[Entries from a dataset of interfaces]
Segment Open
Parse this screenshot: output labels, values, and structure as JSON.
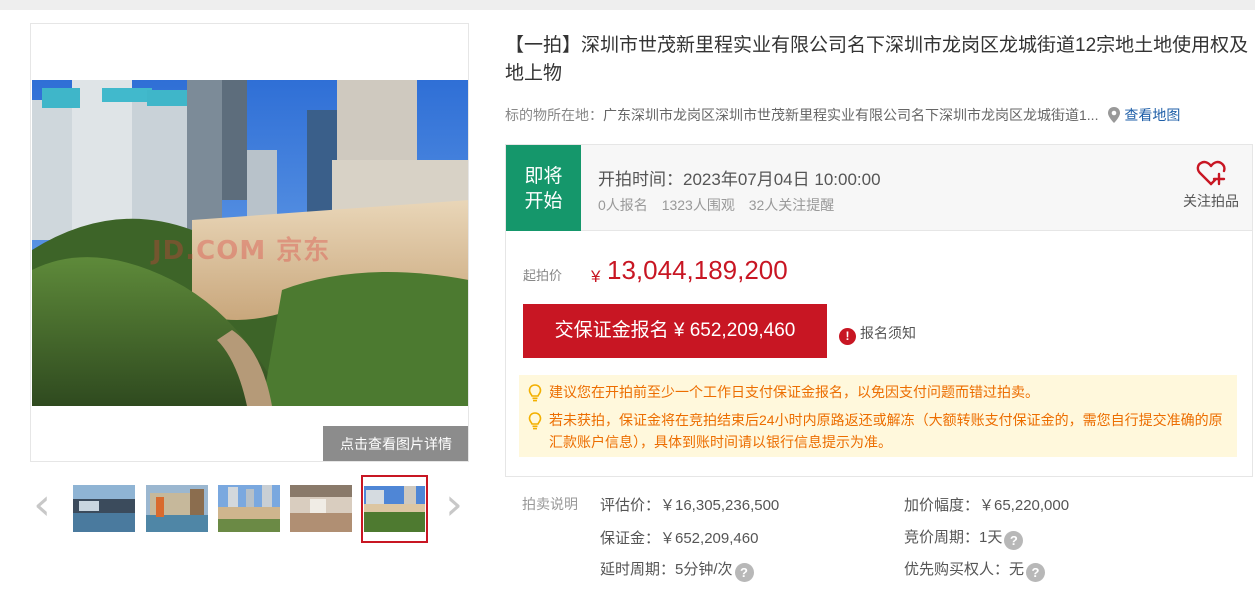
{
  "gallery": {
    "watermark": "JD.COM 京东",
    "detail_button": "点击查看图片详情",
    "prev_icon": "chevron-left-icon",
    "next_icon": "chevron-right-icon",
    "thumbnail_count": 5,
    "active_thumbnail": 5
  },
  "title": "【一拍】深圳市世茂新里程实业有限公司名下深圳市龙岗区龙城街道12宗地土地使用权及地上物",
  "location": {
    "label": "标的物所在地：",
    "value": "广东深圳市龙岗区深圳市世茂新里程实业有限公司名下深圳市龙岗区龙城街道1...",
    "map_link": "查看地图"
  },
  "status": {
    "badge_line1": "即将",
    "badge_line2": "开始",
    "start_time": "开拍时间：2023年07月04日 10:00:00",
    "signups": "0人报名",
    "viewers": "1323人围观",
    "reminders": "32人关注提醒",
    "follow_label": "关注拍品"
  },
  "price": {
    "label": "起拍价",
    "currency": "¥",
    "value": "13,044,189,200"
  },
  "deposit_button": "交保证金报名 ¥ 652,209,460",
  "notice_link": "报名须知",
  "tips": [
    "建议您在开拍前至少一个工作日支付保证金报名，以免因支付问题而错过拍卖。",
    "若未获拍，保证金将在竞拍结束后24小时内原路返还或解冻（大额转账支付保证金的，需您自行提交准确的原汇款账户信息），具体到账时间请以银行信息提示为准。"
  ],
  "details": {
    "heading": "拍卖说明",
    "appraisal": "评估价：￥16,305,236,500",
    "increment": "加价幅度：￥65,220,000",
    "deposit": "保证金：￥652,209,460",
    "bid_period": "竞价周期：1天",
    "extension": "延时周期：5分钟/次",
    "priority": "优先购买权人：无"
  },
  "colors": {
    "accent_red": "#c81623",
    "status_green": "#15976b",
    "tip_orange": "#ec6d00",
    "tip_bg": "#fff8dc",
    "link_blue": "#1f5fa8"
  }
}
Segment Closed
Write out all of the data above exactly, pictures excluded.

● REPLY TO THE TASK
Parse this screenshot: output labels, values, and structure as JSON.
{
  "gallery": {
    "watermark": "JD.COM 京东",
    "detail_button": "点击查看图片详情",
    "prev_icon": "chevron-left-icon",
    "next_icon": "chevron-right-icon",
    "thumbnail_count": 5,
    "active_thumbnail": 5
  },
  "title": "【一拍】深圳市世茂新里程实业有限公司名下深圳市龙岗区龙城街道12宗地土地使用权及地上物",
  "location": {
    "label": "标的物所在地：",
    "value": "广东深圳市龙岗区深圳市世茂新里程实业有限公司名下深圳市龙岗区龙城街道1...",
    "map_link": "查看地图"
  },
  "status": {
    "badge_line1": "即将",
    "badge_line2": "开始",
    "start_time": "开拍时间：2023年07月04日 10:00:00",
    "signups": "0人报名",
    "viewers": "1323人围观",
    "reminders": "32人关注提醒",
    "follow_label": "关注拍品"
  },
  "price": {
    "label": "起拍价",
    "currency": "¥",
    "value": "13,044,189,200"
  },
  "deposit_button": "交保证金报名 ¥ 652,209,460",
  "notice_link": "报名须知",
  "tips": [
    "建议您在开拍前至少一个工作日支付保证金报名，以免因支付问题而错过拍卖。",
    "若未获拍，保证金将在竞拍结束后24小时内原路返还或解冻（大额转账支付保证金的，需您自行提交准确的原汇款账户信息），具体到账时间请以银行信息提示为准。"
  ],
  "details": {
    "heading": "拍卖说明",
    "appraisal": "评估价：￥16,305,236,500",
    "increment": "加价幅度：￥65,220,000",
    "deposit": "保证金：￥652,209,460",
    "bid_period": "竞价周期：1天",
    "extension": "延时周期：5分钟/次",
    "priority": "优先购买权人：无"
  },
  "colors": {
    "accent_red": "#c81623",
    "status_green": "#15976b",
    "tip_orange": "#ec6d00",
    "tip_bg": "#fff8dc",
    "link_blue": "#1f5fa8"
  }
}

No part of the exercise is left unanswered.